With a COP28 deal in hand, CIO anticipates a recovery in investor confidence around many climate- and emissions-related investment themes. (UBS)

Expectations for a meaningful deal were low after disputes over the use of “phase out” language, which at one point was fully removed and replaced with voluntary options. Instead, the almost 200 nations involved agreed to begin “transitioning away from fossil fuels in energy systems, in a just, orderly, and equitable manner.”

The eventual impact of the deal will largely depend on its implementation and funding by individual nations and private industry. But, we see several aspects to the deal that stand out for global investors:

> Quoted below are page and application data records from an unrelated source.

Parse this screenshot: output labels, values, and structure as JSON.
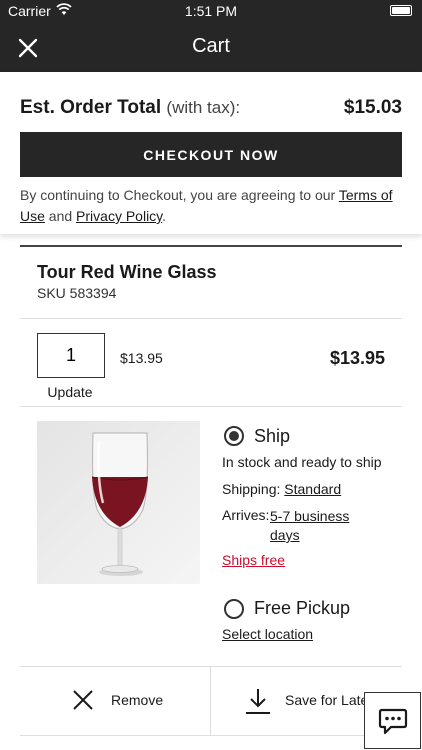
{
  "status_bar": {
    "carrier": "Carrier",
    "time": "1:51 PM"
  },
  "nav": {
    "title": "Cart",
    "close_icon": "close-icon"
  },
  "summary": {
    "label": "Est. Order Total",
    "label_sub": "(with tax):",
    "total": "$15.03",
    "checkout_label": "CHECKOUT NOW",
    "terms_prefix": "By continuing to Checkout, you are agreeing to our ",
    "terms_link": "Terms of Use",
    "terms_and": " and ",
    "privacy_link": "Privacy Policy",
    "terms_end": "."
  },
  "item": {
    "name": "Tour Red Wine Glass",
    "sku": "SKU 583394",
    "quantity": "1",
    "unit_price": "$13.95",
    "line_total": "$13.95",
    "update_label": "Update",
    "image_icon": "red-wine-glass-image"
  },
  "fulfillment": {
    "ship": {
      "label": "Ship",
      "selected": true,
      "stock": "In stock and ready to ship",
      "shipping_label": "Shipping:",
      "shipping_value": "Standard",
      "arrives_label": "Arrives:",
      "arrives_value": "5-7 business days",
      "ships_free": "Ships free"
    },
    "pickup": {
      "label": "Free Pickup",
      "selected": false,
      "select_location": "Select location"
    }
  },
  "actions": {
    "remove_label": "Remove",
    "save_label": "Save for Later"
  },
  "colors": {
    "nav_bg": "#262626",
    "accent_red": "#c8102e",
    "text": "#1a1a1a"
  },
  "chat_icon": "chat-bubble-icon"
}
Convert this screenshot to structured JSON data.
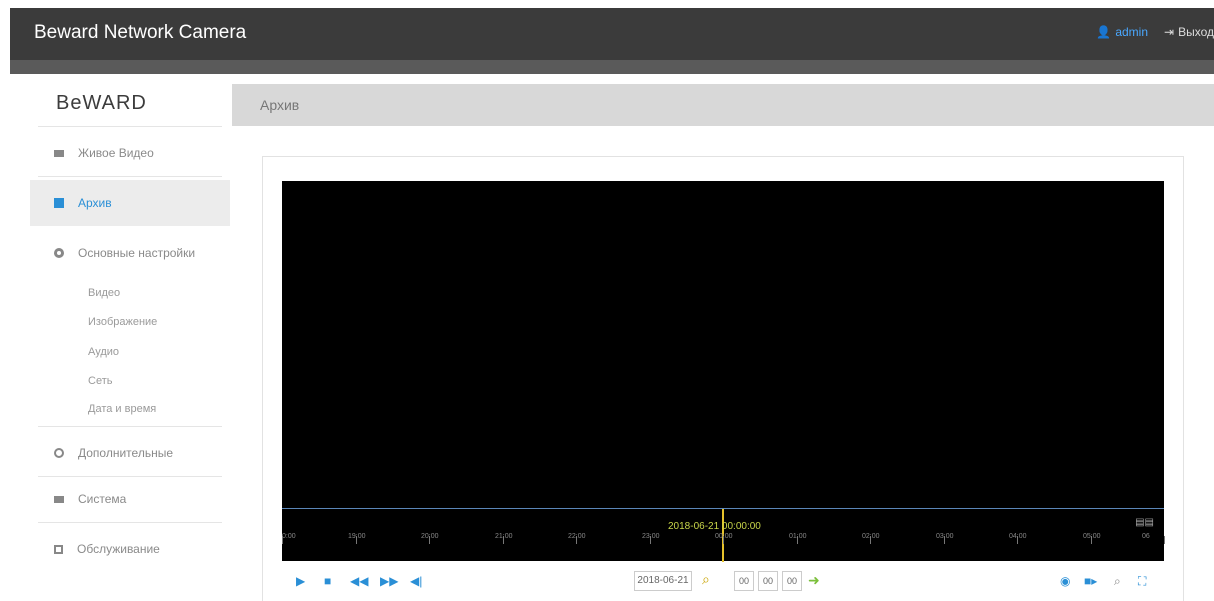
{
  "app": {
    "title": "Beward Network Camera",
    "user": "admin",
    "logout": "Выход"
  },
  "sidebar": {
    "logo": "BeWARD",
    "items": [
      {
        "label": "Живое Видео",
        "icon": "camera-icon"
      },
      {
        "label": "Архив",
        "icon": "archive-icon",
        "active": true
      },
      {
        "label": "Основные настройки",
        "icon": "gear-icon"
      },
      {
        "label": "Дополнительные",
        "icon": "settings-icon"
      },
      {
        "label": "Система",
        "icon": "monitor-icon"
      },
      {
        "label": "Обслуживание",
        "icon": "maintenance-icon"
      }
    ],
    "subitems": [
      "Видео",
      "Изображение",
      "Аудио",
      "Сеть",
      "Дата и время"
    ]
  },
  "page": {
    "title": "Архив"
  },
  "player": {
    "timeline": {
      "current": "2018-06-21 00:00:00",
      "labels": [
        "0:00",
        "19:00",
        "20:00",
        "21:00",
        "22:00",
        "23:00",
        "00:00",
        "01:00",
        "02:00",
        "03:00",
        "04:00",
        "05:00",
        "06"
      ]
    },
    "controls": {
      "date": "2018-06-21",
      "hour": "00",
      "minute": "00",
      "second": "00"
    }
  },
  "colors": {
    "accent": "#2a8fd6",
    "topbar": "#3b3b3b",
    "cursor": "#e6c22b"
  }
}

Regardless of the COP28 language, significant support for the fossil fuel phase-out will see this trend accelerate. The fact that all nations eventually accepted a commitment to transition away from fossil fuels is a turning point for emission and climate policy, in our view. Different economies are clearly at varying stages of their transition, with numerous technologies, resources, and capacity across regions. But the long-term decarbonization trend is clear. We continue to expect an “all of the above” energy investment approach to prevail for the foreseeable future, with increasing emphasis on transition planning as illustrated by both COP28 and latest regulatory guidance released by authorities like the UK, Singapore, Hong Kong, and others.

New goals on expanding renewable power and infrastructure will speed up decarbonization. Although not unexpected, the endorsement of the target to triple global renewable energy capacity from 2022 to 2030 will likely drive meaningful progress in decarbonizing power and should help restore market confidence in the renewable energy sector. The pledge implies a fivefold increase in annual capacity additions, according to the Centre for Research on Energy and Clean Air. COP28 has also brought nuclear power back to the main table, with 22 nations pledging to triple their nuclear power capacity by 2050, and the US leading the research and development commitment for nuclear fusion.

Mobilizing private capital has become the top priority, and policymakers are smoothing the path. COP28 was also notable for a sharp increase in climate funding, from the UAE-led USD 30bn climate initiative to the US contribution of USD 3bn toward the Green Climate Fund targeting developing market emission reductions and climate adaptation. But the broader story here is an increasing recognition that first, private capital is critical, and second, attracting it at scale will require market-rate returns.

So, with a COP28 deal in hand, we anticipate a recovery in investor confidence around many climate- and emissions-related investment themes. We currently see valuation support and favorable dynamics for clean air and carbon reduction investments, based on our quantitative screening. Creating an economy free of carbon emissions and transitioning to clean fuels is a complex undertaking, requiring investments across power generation, energy infrastructure, transport, industry, buildings, and heating and cooling systems. We think investors will gain most through exposure to a number of these themes, given the different stages of development across countries and sectors.

Beyond public markets, investors can tap into energy disruption opportunities in private markets, including in renewable infrastructure development, energy networks, storage, carbon capture, energy efficiency, and circular economy solutions.

Main contributors - Solita Marcelli, Mark Haefele, Stephanie Choi, Jennifer Stahmer, Jon Gordon, Vincent Heaney, Matthew Carter

Read the original report : What the COP28 climate deal means for investors, 13 December 2023.